* [Material provided]:
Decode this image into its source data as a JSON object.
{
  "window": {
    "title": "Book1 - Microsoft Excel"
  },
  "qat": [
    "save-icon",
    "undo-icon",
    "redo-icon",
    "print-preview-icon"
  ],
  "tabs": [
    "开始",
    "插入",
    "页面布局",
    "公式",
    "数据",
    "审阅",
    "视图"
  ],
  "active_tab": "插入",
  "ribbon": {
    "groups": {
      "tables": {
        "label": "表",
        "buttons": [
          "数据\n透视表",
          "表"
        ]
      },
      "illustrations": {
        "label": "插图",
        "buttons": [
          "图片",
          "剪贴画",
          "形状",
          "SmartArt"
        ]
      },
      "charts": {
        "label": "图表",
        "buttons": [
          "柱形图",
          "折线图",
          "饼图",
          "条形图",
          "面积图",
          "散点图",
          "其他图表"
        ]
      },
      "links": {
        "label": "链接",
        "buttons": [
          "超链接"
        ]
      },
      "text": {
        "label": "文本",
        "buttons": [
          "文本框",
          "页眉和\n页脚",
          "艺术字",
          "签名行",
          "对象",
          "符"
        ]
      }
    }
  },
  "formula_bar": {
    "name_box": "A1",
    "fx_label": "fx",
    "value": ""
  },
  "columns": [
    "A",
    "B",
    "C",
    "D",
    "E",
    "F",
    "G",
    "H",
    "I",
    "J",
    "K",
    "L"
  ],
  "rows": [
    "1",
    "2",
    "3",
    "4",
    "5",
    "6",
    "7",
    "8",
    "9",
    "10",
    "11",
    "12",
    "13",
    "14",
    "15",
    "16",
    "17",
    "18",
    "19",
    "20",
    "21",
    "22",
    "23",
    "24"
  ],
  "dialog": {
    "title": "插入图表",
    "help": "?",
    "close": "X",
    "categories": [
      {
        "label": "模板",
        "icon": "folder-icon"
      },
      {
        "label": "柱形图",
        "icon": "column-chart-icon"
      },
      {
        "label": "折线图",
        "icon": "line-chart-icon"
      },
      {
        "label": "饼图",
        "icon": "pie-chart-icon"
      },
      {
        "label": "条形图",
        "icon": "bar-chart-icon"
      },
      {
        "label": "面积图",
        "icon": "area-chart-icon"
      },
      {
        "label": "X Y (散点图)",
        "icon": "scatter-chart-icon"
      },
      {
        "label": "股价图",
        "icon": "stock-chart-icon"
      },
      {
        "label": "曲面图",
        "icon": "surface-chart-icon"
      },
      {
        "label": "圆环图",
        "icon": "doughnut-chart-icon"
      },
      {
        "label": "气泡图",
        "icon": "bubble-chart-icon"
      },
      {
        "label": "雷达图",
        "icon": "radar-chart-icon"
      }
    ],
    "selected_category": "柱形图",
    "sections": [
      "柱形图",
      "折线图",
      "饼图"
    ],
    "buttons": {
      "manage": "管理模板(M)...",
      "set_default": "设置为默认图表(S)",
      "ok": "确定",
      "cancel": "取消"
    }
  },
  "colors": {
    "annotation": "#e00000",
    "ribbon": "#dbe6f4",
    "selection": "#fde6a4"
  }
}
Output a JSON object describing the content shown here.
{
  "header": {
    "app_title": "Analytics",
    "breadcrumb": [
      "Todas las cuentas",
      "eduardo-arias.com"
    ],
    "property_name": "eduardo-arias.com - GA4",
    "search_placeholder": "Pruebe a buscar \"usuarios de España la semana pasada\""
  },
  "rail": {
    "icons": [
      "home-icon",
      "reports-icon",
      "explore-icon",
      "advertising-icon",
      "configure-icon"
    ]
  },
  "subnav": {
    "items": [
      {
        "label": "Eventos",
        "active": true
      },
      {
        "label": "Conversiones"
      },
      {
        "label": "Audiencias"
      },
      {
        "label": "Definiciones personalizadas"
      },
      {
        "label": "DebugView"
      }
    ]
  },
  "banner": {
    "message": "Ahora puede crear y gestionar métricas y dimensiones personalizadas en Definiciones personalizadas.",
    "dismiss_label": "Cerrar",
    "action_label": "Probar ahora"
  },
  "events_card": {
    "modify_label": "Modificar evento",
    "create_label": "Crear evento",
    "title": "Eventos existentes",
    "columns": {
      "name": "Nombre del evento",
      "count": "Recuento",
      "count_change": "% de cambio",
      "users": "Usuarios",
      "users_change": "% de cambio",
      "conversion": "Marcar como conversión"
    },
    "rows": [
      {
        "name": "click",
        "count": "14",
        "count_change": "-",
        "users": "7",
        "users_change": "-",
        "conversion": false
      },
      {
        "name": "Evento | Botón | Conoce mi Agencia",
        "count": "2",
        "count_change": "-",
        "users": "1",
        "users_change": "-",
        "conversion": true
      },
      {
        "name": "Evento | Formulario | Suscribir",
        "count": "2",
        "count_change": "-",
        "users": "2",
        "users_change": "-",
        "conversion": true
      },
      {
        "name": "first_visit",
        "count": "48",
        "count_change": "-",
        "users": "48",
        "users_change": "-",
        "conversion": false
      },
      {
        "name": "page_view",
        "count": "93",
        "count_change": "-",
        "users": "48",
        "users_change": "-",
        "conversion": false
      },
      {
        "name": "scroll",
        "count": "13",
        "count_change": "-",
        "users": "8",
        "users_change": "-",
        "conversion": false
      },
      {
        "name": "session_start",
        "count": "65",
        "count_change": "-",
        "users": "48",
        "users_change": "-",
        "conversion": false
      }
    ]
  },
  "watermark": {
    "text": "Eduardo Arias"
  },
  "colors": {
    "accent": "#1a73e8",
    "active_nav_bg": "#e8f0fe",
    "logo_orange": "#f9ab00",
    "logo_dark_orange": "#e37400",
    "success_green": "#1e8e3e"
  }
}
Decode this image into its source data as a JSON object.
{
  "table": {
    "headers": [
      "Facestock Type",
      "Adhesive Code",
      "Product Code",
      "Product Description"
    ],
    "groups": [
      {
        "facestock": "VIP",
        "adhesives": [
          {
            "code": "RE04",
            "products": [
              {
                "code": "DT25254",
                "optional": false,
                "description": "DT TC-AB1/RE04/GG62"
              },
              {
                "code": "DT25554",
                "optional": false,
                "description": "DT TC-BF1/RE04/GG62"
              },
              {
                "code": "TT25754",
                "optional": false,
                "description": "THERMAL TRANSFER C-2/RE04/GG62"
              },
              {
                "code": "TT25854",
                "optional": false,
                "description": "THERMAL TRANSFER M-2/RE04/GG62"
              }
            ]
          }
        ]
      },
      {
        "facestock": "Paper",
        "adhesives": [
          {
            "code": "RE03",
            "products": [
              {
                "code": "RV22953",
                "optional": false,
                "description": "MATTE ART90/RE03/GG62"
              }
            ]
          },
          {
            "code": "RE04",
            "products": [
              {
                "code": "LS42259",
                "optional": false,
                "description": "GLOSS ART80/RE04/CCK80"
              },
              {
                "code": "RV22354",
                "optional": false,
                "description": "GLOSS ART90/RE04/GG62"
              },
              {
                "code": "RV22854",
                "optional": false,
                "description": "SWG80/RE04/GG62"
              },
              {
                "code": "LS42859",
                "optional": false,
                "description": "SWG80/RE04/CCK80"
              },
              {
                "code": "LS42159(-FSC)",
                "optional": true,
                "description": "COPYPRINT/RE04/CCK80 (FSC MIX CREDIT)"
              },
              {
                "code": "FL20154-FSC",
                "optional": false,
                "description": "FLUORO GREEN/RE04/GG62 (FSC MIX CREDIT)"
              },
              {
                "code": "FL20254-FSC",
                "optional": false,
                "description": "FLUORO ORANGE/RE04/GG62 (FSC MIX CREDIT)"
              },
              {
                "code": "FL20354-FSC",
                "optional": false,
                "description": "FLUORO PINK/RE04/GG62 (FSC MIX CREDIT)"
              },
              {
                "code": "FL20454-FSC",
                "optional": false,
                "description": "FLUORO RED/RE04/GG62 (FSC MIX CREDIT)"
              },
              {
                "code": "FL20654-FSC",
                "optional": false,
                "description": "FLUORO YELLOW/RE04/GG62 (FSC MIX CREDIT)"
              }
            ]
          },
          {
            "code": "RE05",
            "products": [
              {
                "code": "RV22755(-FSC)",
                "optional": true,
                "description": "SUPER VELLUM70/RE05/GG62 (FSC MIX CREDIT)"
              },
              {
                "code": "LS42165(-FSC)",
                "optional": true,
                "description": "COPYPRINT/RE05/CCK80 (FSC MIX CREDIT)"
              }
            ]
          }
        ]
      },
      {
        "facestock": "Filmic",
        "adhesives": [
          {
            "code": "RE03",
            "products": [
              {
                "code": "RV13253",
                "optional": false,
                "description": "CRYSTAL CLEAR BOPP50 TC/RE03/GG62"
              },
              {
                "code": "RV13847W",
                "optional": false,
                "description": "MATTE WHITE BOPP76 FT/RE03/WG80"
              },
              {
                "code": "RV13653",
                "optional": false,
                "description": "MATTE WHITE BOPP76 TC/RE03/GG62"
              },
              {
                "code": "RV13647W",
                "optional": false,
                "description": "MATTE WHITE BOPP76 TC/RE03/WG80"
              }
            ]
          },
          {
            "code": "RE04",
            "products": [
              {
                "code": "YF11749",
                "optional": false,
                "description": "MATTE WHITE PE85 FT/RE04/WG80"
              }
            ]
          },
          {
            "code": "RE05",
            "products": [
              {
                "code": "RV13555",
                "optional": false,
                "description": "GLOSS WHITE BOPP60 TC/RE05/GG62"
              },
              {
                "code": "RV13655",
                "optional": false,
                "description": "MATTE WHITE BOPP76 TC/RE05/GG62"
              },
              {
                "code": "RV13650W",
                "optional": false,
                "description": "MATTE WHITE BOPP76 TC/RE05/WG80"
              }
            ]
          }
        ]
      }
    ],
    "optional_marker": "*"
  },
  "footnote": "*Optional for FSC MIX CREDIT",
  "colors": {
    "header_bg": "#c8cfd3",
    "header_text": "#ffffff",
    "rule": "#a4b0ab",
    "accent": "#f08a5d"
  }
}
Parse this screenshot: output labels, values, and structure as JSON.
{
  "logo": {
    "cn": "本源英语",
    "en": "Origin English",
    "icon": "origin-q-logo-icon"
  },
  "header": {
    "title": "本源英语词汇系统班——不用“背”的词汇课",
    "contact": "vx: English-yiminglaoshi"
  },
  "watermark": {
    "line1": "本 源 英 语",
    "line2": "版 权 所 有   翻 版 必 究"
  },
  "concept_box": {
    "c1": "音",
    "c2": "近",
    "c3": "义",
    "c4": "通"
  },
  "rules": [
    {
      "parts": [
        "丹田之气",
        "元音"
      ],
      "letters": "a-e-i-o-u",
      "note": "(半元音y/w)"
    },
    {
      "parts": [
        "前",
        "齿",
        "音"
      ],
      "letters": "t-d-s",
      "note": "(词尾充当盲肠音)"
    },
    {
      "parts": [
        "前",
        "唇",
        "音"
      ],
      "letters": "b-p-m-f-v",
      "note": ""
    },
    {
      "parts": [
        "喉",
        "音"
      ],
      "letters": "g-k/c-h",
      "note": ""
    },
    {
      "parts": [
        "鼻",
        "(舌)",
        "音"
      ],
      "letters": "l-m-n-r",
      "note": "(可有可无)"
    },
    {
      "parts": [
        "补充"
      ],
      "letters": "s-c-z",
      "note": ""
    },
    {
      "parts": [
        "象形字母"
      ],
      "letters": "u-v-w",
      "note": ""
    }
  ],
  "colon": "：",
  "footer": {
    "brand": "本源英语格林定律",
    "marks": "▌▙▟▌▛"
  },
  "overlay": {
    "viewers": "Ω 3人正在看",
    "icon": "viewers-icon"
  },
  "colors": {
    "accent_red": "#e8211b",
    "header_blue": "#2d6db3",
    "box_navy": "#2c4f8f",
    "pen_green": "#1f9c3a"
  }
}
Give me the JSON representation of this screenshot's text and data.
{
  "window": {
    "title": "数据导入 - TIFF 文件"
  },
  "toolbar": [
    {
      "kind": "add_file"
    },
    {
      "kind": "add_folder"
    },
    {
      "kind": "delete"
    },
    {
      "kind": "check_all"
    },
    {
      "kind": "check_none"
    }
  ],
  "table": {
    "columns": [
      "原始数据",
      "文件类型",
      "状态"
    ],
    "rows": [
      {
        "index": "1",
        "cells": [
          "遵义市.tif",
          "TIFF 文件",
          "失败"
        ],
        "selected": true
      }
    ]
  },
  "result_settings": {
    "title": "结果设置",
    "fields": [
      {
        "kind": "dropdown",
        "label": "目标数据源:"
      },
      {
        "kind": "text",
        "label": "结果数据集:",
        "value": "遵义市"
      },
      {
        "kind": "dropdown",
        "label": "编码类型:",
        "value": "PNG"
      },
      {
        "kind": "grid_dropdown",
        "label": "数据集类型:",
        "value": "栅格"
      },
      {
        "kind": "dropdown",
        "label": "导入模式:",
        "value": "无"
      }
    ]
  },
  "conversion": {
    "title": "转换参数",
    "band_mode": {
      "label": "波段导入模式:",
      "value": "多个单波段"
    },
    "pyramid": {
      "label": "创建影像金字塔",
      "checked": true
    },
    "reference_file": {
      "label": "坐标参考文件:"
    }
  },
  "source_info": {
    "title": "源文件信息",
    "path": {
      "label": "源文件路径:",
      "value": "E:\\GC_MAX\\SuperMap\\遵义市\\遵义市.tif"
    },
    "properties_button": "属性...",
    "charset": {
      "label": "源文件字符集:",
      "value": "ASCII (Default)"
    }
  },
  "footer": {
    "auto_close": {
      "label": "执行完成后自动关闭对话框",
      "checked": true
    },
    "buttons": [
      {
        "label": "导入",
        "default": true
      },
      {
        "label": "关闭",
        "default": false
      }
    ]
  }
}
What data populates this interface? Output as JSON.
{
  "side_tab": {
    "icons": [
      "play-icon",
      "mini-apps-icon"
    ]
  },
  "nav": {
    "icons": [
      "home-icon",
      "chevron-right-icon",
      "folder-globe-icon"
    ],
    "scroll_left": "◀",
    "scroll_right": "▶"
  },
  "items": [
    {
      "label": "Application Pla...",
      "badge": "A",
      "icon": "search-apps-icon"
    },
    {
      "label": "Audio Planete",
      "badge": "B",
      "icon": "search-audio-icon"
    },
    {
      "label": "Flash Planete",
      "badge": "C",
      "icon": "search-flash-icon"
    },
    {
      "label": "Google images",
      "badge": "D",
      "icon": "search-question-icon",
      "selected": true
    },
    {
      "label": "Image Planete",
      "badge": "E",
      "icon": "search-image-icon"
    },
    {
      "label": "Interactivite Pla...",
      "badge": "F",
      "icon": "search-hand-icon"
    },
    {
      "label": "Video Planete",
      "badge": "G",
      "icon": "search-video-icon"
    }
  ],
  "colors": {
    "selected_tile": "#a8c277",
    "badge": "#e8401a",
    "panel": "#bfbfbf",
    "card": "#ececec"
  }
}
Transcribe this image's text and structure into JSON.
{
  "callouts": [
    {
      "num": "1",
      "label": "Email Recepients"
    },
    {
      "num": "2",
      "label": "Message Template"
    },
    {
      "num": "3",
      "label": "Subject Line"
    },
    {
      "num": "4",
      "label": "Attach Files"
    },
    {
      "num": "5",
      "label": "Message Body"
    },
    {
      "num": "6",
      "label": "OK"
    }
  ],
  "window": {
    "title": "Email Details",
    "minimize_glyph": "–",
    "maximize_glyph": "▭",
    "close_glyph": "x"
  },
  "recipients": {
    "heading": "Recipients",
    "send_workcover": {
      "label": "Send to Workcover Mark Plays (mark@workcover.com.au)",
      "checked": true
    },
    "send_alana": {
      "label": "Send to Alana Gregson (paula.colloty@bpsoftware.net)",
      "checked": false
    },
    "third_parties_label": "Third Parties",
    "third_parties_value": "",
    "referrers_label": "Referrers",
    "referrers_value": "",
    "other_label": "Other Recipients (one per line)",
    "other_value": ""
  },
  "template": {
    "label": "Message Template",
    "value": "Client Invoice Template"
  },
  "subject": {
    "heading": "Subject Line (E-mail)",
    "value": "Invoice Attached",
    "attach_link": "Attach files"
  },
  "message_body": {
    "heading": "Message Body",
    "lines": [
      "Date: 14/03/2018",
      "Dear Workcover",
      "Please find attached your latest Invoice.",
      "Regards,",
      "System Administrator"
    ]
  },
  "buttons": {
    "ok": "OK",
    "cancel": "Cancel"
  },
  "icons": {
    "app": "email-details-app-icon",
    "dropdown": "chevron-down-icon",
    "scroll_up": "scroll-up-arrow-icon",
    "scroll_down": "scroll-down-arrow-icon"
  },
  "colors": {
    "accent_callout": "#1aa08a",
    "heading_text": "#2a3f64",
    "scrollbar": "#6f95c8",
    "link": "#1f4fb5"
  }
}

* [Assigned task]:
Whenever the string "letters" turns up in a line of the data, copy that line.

* [Task output]:
      "letters": "a-e-i-o-u",
      "letters": "t-d-s",
      "letters": "b-p-m-f-v",
      "letters": "g-k/c-h",
      "letters": "l-m-n-r",
      "letters": "s-c-z",
      "letters": "u-v-w",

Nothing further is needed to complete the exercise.